____ Excerpted records

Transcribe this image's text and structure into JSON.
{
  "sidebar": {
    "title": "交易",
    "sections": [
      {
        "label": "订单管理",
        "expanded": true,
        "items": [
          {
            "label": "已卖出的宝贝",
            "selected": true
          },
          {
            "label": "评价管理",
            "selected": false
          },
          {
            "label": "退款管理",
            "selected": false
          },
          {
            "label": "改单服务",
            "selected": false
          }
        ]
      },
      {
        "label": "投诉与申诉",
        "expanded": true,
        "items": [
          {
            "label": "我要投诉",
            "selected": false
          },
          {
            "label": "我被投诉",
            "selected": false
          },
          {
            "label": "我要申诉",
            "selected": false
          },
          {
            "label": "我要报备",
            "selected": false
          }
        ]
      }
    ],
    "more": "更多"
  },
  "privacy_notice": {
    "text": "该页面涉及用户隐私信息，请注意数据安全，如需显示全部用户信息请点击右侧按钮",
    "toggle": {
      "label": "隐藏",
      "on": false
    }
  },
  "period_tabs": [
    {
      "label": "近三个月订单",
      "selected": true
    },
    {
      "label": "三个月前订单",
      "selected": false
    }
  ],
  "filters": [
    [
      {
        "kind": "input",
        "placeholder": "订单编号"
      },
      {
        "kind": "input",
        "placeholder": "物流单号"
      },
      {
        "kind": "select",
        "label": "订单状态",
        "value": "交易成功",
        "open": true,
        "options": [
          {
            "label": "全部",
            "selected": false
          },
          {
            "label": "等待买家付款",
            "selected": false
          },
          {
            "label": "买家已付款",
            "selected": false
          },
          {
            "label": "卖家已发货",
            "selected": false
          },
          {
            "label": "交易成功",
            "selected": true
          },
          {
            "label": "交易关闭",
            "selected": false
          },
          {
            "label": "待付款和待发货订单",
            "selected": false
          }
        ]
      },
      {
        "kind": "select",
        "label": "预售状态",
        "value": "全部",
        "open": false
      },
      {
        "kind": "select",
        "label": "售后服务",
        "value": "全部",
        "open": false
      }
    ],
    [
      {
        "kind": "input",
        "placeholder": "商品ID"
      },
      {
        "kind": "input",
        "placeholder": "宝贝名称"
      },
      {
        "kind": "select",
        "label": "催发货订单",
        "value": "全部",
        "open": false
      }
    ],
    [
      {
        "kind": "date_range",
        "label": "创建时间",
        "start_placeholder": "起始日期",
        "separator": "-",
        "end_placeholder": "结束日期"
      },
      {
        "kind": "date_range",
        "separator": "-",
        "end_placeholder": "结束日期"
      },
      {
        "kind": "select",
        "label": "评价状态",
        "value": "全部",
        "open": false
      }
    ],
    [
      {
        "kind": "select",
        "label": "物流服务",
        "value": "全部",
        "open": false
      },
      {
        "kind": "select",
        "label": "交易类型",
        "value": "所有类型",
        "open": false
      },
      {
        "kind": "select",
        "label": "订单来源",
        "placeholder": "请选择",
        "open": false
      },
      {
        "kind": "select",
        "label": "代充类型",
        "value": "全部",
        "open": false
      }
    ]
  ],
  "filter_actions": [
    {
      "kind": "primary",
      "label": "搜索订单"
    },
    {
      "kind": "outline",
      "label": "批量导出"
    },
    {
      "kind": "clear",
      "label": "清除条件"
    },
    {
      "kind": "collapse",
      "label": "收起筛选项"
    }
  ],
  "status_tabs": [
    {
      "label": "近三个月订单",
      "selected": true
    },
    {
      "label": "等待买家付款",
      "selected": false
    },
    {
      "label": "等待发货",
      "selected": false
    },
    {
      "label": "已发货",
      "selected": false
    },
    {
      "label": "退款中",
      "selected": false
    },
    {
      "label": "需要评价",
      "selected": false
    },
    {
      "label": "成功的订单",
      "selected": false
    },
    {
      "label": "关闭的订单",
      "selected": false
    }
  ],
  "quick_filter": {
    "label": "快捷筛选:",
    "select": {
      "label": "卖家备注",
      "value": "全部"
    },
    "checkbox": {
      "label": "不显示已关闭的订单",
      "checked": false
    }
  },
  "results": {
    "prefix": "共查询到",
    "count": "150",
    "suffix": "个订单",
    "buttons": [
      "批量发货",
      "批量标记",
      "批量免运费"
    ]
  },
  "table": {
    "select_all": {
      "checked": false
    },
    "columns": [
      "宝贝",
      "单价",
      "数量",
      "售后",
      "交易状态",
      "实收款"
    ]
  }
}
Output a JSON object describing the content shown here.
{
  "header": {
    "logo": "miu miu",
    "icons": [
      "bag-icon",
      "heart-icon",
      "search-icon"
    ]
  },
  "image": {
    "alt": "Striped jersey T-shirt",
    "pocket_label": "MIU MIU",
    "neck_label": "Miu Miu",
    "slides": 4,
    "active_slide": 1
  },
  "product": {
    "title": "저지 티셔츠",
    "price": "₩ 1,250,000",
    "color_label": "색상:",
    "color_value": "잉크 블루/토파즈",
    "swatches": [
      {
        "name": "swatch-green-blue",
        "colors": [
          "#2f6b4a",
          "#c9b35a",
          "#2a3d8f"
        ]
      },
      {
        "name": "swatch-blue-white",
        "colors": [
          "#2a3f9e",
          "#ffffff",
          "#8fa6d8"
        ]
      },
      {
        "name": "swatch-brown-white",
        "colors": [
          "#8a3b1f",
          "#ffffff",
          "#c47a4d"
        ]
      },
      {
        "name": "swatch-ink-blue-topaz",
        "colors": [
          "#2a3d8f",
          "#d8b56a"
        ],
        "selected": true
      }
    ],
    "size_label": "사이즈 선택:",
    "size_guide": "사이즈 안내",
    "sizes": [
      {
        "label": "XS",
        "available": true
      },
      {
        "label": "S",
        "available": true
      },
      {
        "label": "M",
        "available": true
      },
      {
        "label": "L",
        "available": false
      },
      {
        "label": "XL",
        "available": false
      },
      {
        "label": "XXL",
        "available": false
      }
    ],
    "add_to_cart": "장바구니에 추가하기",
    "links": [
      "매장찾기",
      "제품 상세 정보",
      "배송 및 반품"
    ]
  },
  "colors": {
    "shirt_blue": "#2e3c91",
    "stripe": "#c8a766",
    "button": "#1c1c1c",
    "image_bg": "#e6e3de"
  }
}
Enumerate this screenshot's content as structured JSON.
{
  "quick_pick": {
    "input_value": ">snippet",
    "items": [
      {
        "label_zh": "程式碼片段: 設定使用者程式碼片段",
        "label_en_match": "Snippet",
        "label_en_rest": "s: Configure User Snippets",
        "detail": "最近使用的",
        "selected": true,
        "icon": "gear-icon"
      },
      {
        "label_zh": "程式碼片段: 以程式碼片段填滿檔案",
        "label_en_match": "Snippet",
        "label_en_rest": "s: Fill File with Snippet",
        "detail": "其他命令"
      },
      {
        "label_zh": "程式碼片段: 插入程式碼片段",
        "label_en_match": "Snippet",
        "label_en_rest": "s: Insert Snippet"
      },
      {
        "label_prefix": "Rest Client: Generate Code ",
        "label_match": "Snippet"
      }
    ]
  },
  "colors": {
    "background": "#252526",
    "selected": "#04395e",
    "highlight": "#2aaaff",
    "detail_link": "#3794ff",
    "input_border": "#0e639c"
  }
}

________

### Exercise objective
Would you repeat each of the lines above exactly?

### The answer
Transcribe this image's text and structure into JSON.
{
  "sidebar": {
    "title": "交易",
    "sections": [
      {
        "label": "订单管理",
        "expanded": true,
        "items": [
          {
            "label": "已卖出的宝贝",
            "selected": true
          },
          {
            "label": "评价管理",
            "selected": false
          },
          {
            "label": "退款管理",
            "selected": false
          },
          {
            "label": "改单服务",
            "selected": false
          }
        ]
      },
      {
        "label": "投诉与申诉",
        "expanded": true,
        "items": [
          {
            "label": "我要投诉",
            "selected": false
          },
          {
            "label": "我被投诉",
            "selected": false
          },
          {
            "label": "我要申诉",
            "selected": false
          },
          {
            "label": "我要报备",
            "selected": false
          }
        ]
      }
    ],
    "more": "更多"
  },
  "privacy_notice": {
    "text": "该页面涉及用户隐私信息，请注意数据安全，如需显示全部用户信息请点击右侧按钮",
    "toggle": {
      "label": "隐藏",
      "on": false
    }
  },
  "period_tabs": [
    {
      "label": "近三个月订单",
      "selected": true
    },
    {
      "label": "三个月前订单",
      "selected": false
    }
  ],
  "filters": [
    [
      {
        "kind": "input",
        "placeholder": "订单编号"
      },
      {
        "kind": "input",
        "placeholder": "物流单号"
      },
      {
        "kind": "select",
        "label": "订单状态",
        "value": "交易成功",
        "open": true,
        "options": [
          {
            "label": "全部",
            "selected": false
          },
          {
            "label": "等待买家付款",
            "selected": false
          },
          {
            "label": "买家已付款",
            "selected": false
          },
          {
            "label": "卖家已发货",
            "selected": false
          },
          {
            "label": "交易成功",
            "selected": true
          },
          {
            "label": "交易关闭",
            "selected": false
          },
          {
            "label": "待付款和待发货订单",
            "selected": false
          }
        ]
      },
      {
        "kind": "select",
        "label": "预售状态",
        "value": "全部",
        "open": false
      },
      {
        "kind": "select",
        "label": "售后服务",
        "value": "全部",
        "open": false
      }
    ],
    [
      {
        "kind": "input",
        "placeholder": "商品ID"
      },
      {
        "kind": "input",
        "placeholder": "宝贝名称"
      },
      {
        "kind": "select",
        "label": "催发货订单",
        "value": "全部",
        "open": false
      }
    ],
    [
      {
        "kind": "date_range",
        "label": "创建时间",
        "start_placeholder": "起始日期",
        "separator": "-",
        "end_placeholder": "结束日期"
      },
      {
        "kind": "date_range",
        "separator": "-",
        "end_placeholder": "结束日期"
      },
      {
        "kind": "select",
        "label": "评价状态",
        "value": "全部",
        "open": false
      }
    ],
    [
      {
        "kind": "select",
        "label": "物流服务",
        "value": "全部",
        "open": false
      },
      {
        "kind": "select",
        "label": "交易类型",
        "value": "所有类型",
        "open": false
      },
      {
        "kind": "select",
        "label": "订单来源",
        "placeholder": "请选择",
        "open": false
      },
      {
        "kind": "select",
        "label": "代充类型",
        "value": "全部",
        "open": false
      }
    ]
  ],
  "filter_actions": [
    {
      "kind": "primary",
      "label": "搜索订单"
    },
    {
      "kind": "outline",
      "label": "批量导出"
    },
    {
      "kind": "clear",
      "label": "清除条件"
    },
    {
      "kind": "collapse",
      "label": "收起筛选项"
    }
  ],
  "status_tabs": [
    {
      "label": "近三个月订单",
      "selected": true
    },
    {
      "label": "等待买家付款",
      "selected": false
    },
    {
      "label": "等待发货",
      "selected": false
    },
    {
      "label": "已发货",
      "selected": false
    },
    {
      "label": "退款中",
      "selected": false
    },
    {
      "label": "需要评价",
      "selected": false
    },
    {
      "label": "成功的订单",
      "selected": false
    },
    {
      "label": "关闭的订单",
      "selected": false
    }
  ],
  "quick_filter": {
    "label": "快捷筛选:",
    "select": {
      "label": "卖家备注",
      "value": "全部"
    },
    "checkbox": {
      "label": "不显示已关闭的订单",
      "checked": false
    }
  },
  "results": {
    "prefix": "共查询到",
    "count": "150",
    "suffix": "个订单",
    "buttons": [
      "批量发货",
      "批量标记",
      "批量免运费"
    ]
  },
  "table": {
    "select_all": {
      "checked": false
    },
    "columns": [
      "宝贝",
      "单价",
      "数量",
      "售后",
      "交易状态",
      "实收款"
    ]
  }
}
Output a JSON object describing the content shown here.
{
  "header": {
    "logo": "miu miu",
    "icons": [
      "bag-icon",
      "heart-icon",
      "search-icon"
    ]
  },
  "image": {
    "alt": "Striped jersey T-shirt",
    "pocket_label": "MIU MIU",
    "neck_label": "Miu Miu",
    "slides": 4,
    "active_slide": 1
  },
  "product": {
    "title": "저지 티셔츠",
    "price": "₩ 1,250,000",
    "color_label": "색상:",
    "color_value": "잉크 블루/토파즈",
    "swatches": [
      {
        "name": "swatch-green-blue",
        "colors": [
          "#2f6b4a",
          "#c9b35a",
          "#2a3d8f"
        ]
      },
      {
        "name": "swatch-blue-white",
        "colors": [
          "#2a3f9e",
          "#ffffff",
          "#8fa6d8"
        ]
      },
      {
        "name": "swatch-brown-white",
        "colors": [
          "#8a3b1f",
          "#ffffff",
          "#c47a4d"
        ]
      },
      {
        "name": "swatch-ink-blue-topaz",
        "colors": [
          "#2a3d8f",
          "#d8b56a"
        ],
        "selected": true
      }
    ],
    "size_label": "사이즈 선택:",
    "size_guide": "사이즈 안내",
    "sizes": [
      {
        "label": "XS",
        "available": true
      },
      {
        "label": "S",
        "available": true
      },
      {
        "label": "M",
        "available": true
      },
      {
        "label": "L",
        "available": false
      },
      {
        "label": "XL",
        "available": false
      },
      {
        "label": "XXL",
        "available": false
      }
    ],
    "add_to_cart": "장바구니에 추가하기",
    "links": [
      "매장찾기",
      "제품 상세 정보",
      "배송 및 반품"
    ]
  },
  "colors": {
    "shirt_blue": "#2e3c91",
    "stripe": "#c8a766",
    "button": "#1c1c1c",
    "image_bg": "#e6e3de"
  }
}
Enumerate this screenshot's content as structured JSON.
{
  "quick_pick": {
    "input_value": ">snippet",
    "items": [
      {
        "label_zh": "程式碼片段: 設定使用者程式碼片段",
        "label_en_match": "Snippet",
        "label_en_rest": "s: Configure User Snippets",
        "detail": "最近使用的",
        "selected": true,
        "icon": "gear-icon"
      },
      {
        "label_zh": "程式碼片段: 以程式碼片段填滿檔案",
        "label_en_match": "Snippet",
        "label_en_rest": "s: Fill File with Snippet",
        "detail": "其他命令"
      },
      {
        "label_zh": "程式碼片段: 插入程式碼片段",
        "label_en_match": "Snippet",
        "label_en_rest": "s: Insert Snippet"
      },
      {
        "label_prefix": "Rest Client: Generate Code ",
        "label_match": "Snippet"
      }
    ]
  },
  "colors": {
    "background": "#252526",
    "selected": "#04395e",
    "highlight": "#2aaaff",
    "detail_link": "#3794ff",
    "input_border": "#0e639c"
  }
}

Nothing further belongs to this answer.